United States District Court, S.D. Illinois
DONALD G. WILKERSON, Magistrate Judge.
Now pending before the Court are the Motions for Recruitment of Counsel filed by Plaintiff, Michael McGowan, on February 13, 2014 (Doc. 12) and March 26, 2014 (Doc. 24). For the reasons set forth below, the Motions are DENIED.
Plaintiff has no constitutional nor statutory right to a Court-appointed attorney in this matter. See Pruitt v. Mote, 503 F.3d 647, 649 (7th Cir. 2007). However, 28 U.S.C. § 1915(e)(1) provides that the Court "may request an attorney to represent any person unable to afford counsel." Prior to making such a request, the Court must first determine whether Plaintiff has made reasonable efforts to secure counsel without Court intervention (or whether has he been effectively prevented from doing so). Jackson v. County of McLean, 953 F.2d 1070, 1073 (7th Cir. 1992). If he has, then the Court next considers whether, "given the difficulty of the case, [does] the plaintiff appear to be competent to try it himself...." Farmer v. Haas, 990 F.2d 319, 321-322 (7th Cir. 1993); Pruitt, 503 F.3d at 655 ("the question is whether the difficulty of the case - factually and legally - exceeds the particular plaintiff's capacity as a layperson to coherently present it to the judge or jury himself."). In order to make such a determination, the Court may consider, among other things, the complexity of the issues presented and the Plaintiff's education, skill, and experience as revealed by the record. Pruitt, 503 F.3d at 655-656. Ultimately, the Court must "take account of all [relevant] evidence in the record" and determine whether Plaintiff has the capacity to litigate this matter without the assistance of counsel. Navejar v. Iyiola, 718 F.3d 692, 696 (7th Cir. 2013).

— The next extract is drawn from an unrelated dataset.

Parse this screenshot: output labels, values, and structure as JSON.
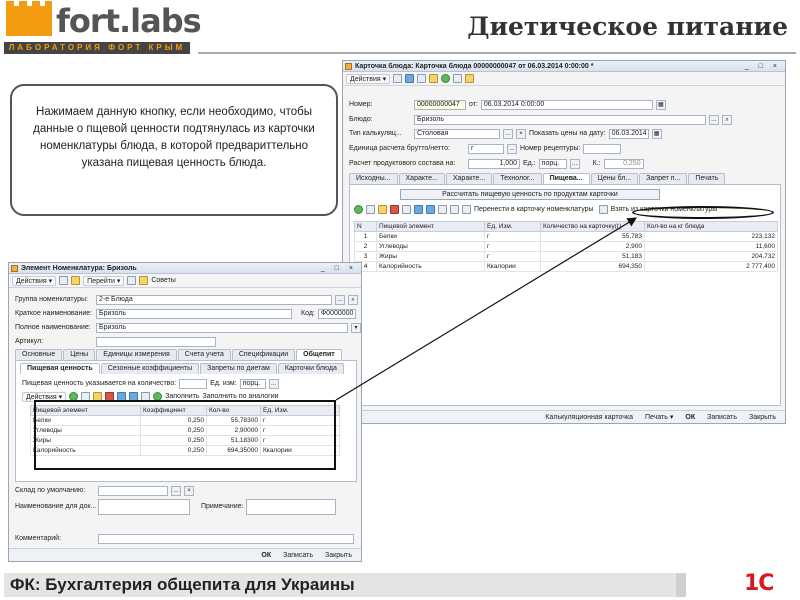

Plaintiff has made a sufficient attempt to secure counsel without Court intervention. However, counsel will not be recruited in this matter. This matter involves a limited time period and set of circumstances: Plaintiff alleges that around July 2012, he was moved to a cell that would not accommodate his physical condition, that a medical device was confiscated and not replaced for a number of months, and that, when it was replaced, it caused additional physical injuries. There are only two Defendants in this matter, the doctor who provided medical care and the Illinois Department of Corrections (as it relates to Plaintiff's Americans with Disabilities Act and Rehabilitation Act claims). This matter should not involve extensive discovery (beyond Plaintiff's medical records and testimony) and will most likely not involve expert discovery. Plaintiff, who represents that he has some high school education, appears capable of ...